Karma is extremely difficult to understand because in every situation there are numerous karmas working at the same time and also numerous circumstances affecting the result.
In some way you can compare the complexity of karma with the complexity of gravity. Every single atom in the universe is subject to the influence of gravity from every other atom in the universe. Of course the closer they are the more influence they will have.
In karma, the strongest karma will have the strongest effect in the outcome, but other karmas will also have an effect. Only an enlightened being can fully understand it.
For example you may have the karma to be born as an animal and also have the karma to have a live free of suffering, then you can be born as a pet of a very rich family that will take the best care of you. Or you can have the karma to be born as a human being and also have the karma to have a live of suffering, and then you can be born in a violent and poor country and experience a lot of suffering.
Karma, understood as “cause”, can only have a limited “effect”. There is no such karma with unlimited effect. Once the effect of a karma has mature, it won´t happen again.
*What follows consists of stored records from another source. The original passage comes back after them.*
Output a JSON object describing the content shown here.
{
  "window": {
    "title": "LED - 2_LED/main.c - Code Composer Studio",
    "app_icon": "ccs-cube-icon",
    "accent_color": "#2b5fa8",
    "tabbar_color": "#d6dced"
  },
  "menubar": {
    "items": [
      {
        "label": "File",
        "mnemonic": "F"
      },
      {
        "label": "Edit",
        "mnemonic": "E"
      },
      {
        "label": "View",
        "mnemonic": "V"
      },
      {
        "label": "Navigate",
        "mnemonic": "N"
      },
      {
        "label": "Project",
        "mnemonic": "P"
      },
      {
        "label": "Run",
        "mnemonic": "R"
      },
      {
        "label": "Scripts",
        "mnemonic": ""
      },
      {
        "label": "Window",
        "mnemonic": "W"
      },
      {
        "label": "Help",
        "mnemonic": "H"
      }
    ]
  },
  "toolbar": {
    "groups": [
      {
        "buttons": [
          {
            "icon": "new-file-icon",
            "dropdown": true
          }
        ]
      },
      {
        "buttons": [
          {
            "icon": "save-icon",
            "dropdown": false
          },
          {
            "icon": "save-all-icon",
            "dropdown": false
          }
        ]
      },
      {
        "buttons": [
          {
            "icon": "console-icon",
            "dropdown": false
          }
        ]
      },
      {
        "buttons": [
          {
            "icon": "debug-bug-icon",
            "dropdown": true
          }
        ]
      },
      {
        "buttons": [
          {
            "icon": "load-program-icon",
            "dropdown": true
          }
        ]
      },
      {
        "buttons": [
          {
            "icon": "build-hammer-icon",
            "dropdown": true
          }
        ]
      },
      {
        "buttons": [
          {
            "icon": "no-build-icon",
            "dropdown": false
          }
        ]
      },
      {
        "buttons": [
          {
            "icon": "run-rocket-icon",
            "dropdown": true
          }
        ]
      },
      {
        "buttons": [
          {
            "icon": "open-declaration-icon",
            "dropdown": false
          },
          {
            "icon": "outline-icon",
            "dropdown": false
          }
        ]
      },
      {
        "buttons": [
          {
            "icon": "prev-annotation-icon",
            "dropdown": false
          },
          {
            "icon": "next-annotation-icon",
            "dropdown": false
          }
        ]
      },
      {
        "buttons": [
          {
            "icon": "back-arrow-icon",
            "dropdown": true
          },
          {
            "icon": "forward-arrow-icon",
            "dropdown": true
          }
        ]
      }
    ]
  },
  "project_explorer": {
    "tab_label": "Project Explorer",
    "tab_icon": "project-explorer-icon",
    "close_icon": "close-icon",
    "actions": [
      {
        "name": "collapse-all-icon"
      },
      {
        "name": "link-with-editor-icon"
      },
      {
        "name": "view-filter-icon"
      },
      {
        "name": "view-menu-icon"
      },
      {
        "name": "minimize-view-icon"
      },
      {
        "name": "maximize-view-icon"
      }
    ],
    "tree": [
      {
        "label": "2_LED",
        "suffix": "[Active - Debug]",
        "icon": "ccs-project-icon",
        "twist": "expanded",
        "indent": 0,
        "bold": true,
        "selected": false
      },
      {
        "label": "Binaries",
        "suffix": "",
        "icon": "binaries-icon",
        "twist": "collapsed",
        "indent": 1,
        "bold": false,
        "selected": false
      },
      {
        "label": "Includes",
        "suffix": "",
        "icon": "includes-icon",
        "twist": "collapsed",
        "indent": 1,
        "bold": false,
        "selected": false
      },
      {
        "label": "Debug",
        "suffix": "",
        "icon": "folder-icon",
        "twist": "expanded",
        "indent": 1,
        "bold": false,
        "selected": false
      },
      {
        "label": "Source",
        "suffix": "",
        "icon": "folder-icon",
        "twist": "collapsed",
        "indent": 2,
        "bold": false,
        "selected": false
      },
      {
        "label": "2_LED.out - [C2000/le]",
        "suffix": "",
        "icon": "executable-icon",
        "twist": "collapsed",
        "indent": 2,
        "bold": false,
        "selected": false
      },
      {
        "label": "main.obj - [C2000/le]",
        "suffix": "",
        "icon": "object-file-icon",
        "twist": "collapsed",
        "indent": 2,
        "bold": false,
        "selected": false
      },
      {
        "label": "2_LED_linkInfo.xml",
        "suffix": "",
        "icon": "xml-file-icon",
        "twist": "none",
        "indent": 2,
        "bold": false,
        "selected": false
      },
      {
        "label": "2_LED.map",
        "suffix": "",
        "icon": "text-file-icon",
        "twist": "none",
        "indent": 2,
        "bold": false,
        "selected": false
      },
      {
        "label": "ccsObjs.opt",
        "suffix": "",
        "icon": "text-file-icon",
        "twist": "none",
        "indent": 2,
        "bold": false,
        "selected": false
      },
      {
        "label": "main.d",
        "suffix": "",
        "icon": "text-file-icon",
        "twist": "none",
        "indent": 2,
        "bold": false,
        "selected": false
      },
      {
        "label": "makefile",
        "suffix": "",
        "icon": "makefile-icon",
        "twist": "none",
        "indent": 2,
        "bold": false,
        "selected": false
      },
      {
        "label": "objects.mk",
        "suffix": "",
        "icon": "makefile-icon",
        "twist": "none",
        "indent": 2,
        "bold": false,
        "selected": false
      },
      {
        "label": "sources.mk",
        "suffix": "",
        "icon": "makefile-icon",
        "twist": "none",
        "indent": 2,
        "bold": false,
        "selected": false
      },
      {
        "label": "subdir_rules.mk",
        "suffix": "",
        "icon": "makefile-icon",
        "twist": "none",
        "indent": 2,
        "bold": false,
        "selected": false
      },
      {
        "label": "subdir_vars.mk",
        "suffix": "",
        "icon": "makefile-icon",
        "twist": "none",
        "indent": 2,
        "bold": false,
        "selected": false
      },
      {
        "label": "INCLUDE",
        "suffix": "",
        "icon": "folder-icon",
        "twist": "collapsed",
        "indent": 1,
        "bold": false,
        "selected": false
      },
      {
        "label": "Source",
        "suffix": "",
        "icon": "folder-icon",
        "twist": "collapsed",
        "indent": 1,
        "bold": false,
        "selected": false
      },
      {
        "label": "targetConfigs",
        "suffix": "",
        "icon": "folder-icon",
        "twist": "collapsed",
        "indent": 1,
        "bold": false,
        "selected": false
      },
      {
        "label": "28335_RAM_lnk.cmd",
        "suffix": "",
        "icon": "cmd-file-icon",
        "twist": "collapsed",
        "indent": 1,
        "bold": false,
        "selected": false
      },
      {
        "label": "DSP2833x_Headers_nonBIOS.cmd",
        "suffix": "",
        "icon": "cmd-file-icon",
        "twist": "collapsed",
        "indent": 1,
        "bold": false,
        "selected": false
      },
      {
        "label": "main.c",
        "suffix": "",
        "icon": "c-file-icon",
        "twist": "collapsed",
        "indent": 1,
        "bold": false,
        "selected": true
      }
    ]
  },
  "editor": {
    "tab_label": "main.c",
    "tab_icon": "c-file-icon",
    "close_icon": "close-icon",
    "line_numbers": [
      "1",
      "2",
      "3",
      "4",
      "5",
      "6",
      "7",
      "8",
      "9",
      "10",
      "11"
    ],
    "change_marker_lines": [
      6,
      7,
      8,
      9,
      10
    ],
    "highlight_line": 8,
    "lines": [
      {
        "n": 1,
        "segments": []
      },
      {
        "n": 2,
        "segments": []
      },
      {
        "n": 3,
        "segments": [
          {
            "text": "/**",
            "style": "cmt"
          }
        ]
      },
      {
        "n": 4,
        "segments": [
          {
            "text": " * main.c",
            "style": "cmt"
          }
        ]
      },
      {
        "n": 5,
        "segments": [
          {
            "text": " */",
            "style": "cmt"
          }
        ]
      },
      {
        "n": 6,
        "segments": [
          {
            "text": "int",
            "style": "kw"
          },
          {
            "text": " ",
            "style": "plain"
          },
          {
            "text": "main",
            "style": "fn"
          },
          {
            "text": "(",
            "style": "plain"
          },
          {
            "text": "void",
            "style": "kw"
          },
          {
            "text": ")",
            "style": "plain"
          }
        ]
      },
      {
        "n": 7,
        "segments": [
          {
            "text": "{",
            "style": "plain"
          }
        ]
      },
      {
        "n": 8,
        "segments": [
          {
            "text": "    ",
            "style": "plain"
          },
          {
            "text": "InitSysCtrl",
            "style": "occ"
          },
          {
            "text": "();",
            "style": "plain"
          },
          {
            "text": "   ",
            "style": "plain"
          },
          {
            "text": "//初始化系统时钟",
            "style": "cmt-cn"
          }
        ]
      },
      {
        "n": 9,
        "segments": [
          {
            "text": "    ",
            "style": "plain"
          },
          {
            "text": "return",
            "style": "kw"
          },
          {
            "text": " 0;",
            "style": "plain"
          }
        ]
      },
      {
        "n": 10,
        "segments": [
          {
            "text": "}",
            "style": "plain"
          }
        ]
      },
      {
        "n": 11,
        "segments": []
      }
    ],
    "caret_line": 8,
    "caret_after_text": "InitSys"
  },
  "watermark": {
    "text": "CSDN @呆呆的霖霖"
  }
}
Personally, I like the definition that good karma is everything that helps you get closer to enlighten while bad karma is everything that moves you away from enlighten. Winning the lottery or getting cancer are neither good nor bad karma per se. If winning the lottery distracts you from your spiritual practice, makes you forget about the beings suffering around you and males you pride, then it is bad karma. While if getting cancer makes you think about the suffering of others, opens your heart and makes you a more patient and considered person with the people around you, it is good karma.
You can also say that good karma is what allows you to learn from every situation and makes you grow, regardless of what that situation is. Bad karma is what makes you react is such a way that it will hurt your spiritual development, regardless of what the situation is.
The advice would be not to worry so much about what happens to you, worry about your response to those challenges.
I hope this helps you.